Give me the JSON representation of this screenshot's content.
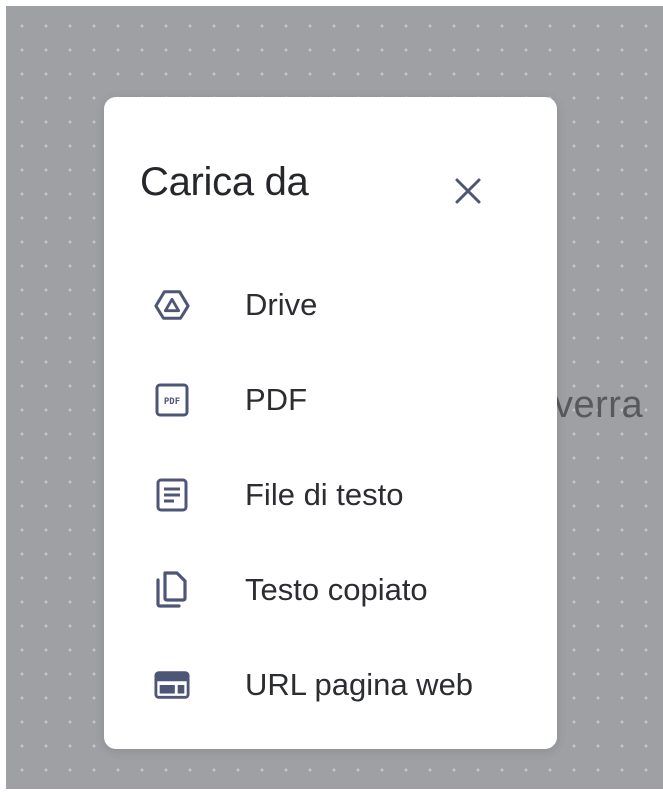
{
  "background": {
    "text_fragment": "verra"
  },
  "dialog": {
    "title": "Carica da",
    "close_icon": "close-icon",
    "items": [
      {
        "icon": "drive-icon",
        "label": "Drive"
      },
      {
        "icon": "pdf-icon",
        "label": "PDF",
        "icon_text": "PDF"
      },
      {
        "icon": "text-file-icon",
        "label": "File di testo"
      },
      {
        "icon": "copied-text-icon",
        "label": "Testo copiato"
      },
      {
        "icon": "web-page-icon",
        "label": "URL pagina web"
      }
    ]
  },
  "colors": {
    "icon": "#4e5678",
    "backdrop": "#9ea0a3",
    "dialog": "#ffffff",
    "text": "#2b2d31"
  }
}
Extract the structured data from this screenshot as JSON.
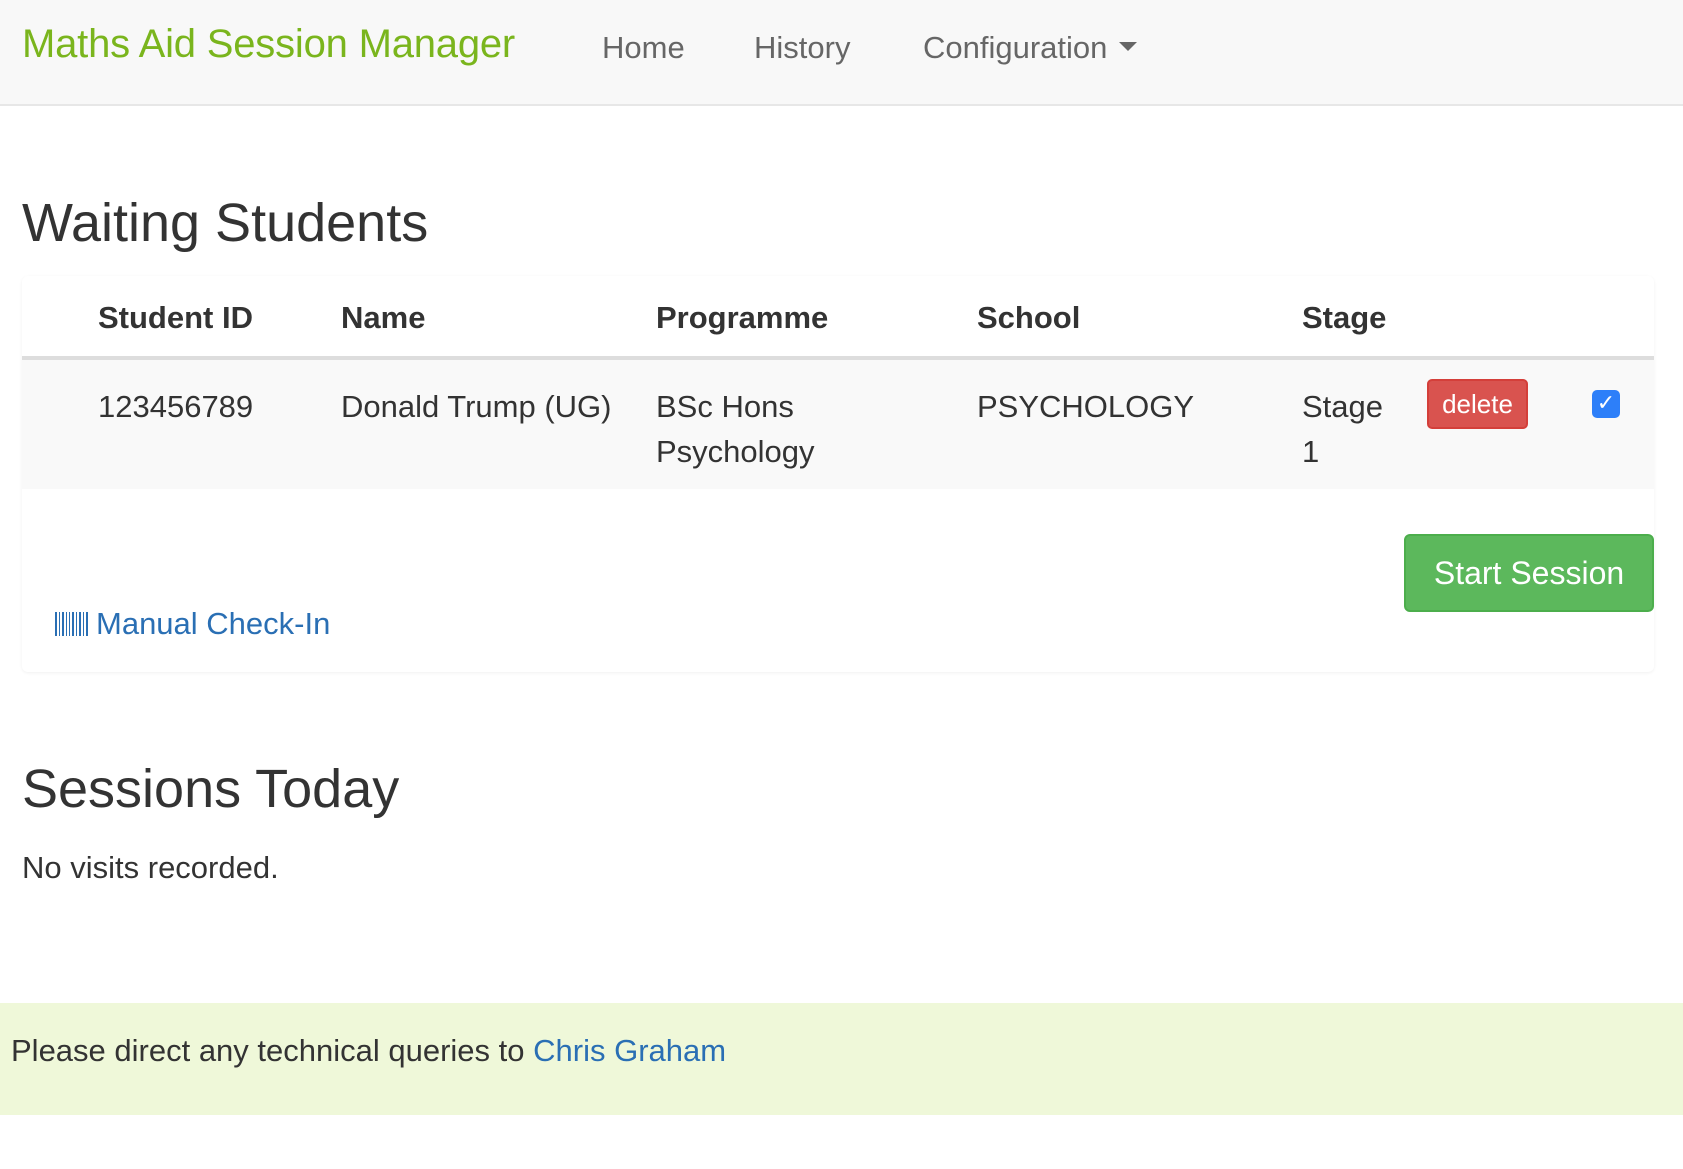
{
  "app": {
    "title": "Maths Aid Session Manager",
    "brand_color": "#7ab51d"
  },
  "nav": {
    "items": [
      {
        "label": "Home"
      },
      {
        "label": "History"
      },
      {
        "label": "Configuration",
        "icon": "chevron-down-icon"
      }
    ]
  },
  "waiting": {
    "heading": "Waiting Students",
    "columns": [
      "Student ID",
      "Name",
      "Programme",
      "School",
      "Stage"
    ],
    "rows": [
      {
        "student_id": "123456789",
        "name": "Donald Trump (UG)",
        "programme": "BSc Hons Psychology",
        "school": "PSYCHOLOGY",
        "stage": "Stage 1",
        "delete_label": "delete",
        "selected": true
      }
    ],
    "start_label": "Start Session",
    "manual_checkin_label": "Manual Check-In",
    "manual_checkin_icon": "barcode-icon"
  },
  "sessions": {
    "heading": "Sessions Today",
    "empty_text": "No visits recorded."
  },
  "footer": {
    "text": "Please direct any technical queries to ",
    "contact_name": "Chris Graham"
  },
  "colors": {
    "delete": "#d9534f",
    "start": "#5cb85c",
    "link": "#2a6fb4",
    "footer_bg": "#eff8d9",
    "checkbox": "#2d7ff9"
  }
}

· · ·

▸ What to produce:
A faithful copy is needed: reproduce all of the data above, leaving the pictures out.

▸ Final answer:
Give me the JSON representation of this screenshot's content.
{
  "background": {
    "text_fragment": "verra"
  },
  "dialog": {
    "title": "Carica da",
    "close_icon": "close-icon",
    "items": [
      {
        "icon": "drive-icon",
        "label": "Drive"
      },
      {
        "icon": "pdf-icon",
        "label": "PDF",
        "icon_text": "PDF"
      },
      {
        "icon": "text-file-icon",
        "label": "File di testo"
      },
      {
        "icon": "copied-text-icon",
        "label": "Testo copiato"
      },
      {
        "icon": "web-page-icon",
        "label": "URL pagina web"
      }
    ]
  },
  "colors": {
    "icon": "#4e5678",
    "backdrop": "#9ea0a3",
    "dialog": "#ffffff",
    "text": "#2b2d31"
  }
}
Extract the structured data from this screenshot as JSON.
{
  "app": {
    "title": "Maths Aid Session Manager",
    "brand_color": "#7ab51d"
  },
  "nav": {
    "items": [
      {
        "label": "Home"
      },
      {
        "label": "History"
      },
      {
        "label": "Configuration",
        "icon": "chevron-down-icon"
      }
    ]
  },
  "waiting": {
    "heading": "Waiting Students",
    "columns": [
      "Student ID",
      "Name",
      "Programme",
      "School",
      "Stage"
    ],
    "rows": [
      {
        "student_id": "123456789",
        "name": "Donald Trump (UG)",
        "programme": "BSc Hons Psychology",
        "school": "PSYCHOLOGY",
        "stage": "Stage 1",
        "delete_label": "delete",
        "selected": true
      }
    ],
    "start_label": "Start Session",
    "manual_checkin_label": "Manual Check-In",
    "manual_checkin_icon": "barcode-icon"
  },
  "sessions": {
    "heading": "Sessions Today",
    "empty_text": "No visits recorded."
  },
  "footer": {
    "text": "Please direct any technical queries to ",
    "contact_name": "Chris Graham"
  },
  "colors": {
    "delete": "#d9534f",
    "start": "#5cb85c",
    "link": "#2a6fb4",
    "footer_bg": "#eff8d9",
    "checkbox": "#2d7ff9"
  }
}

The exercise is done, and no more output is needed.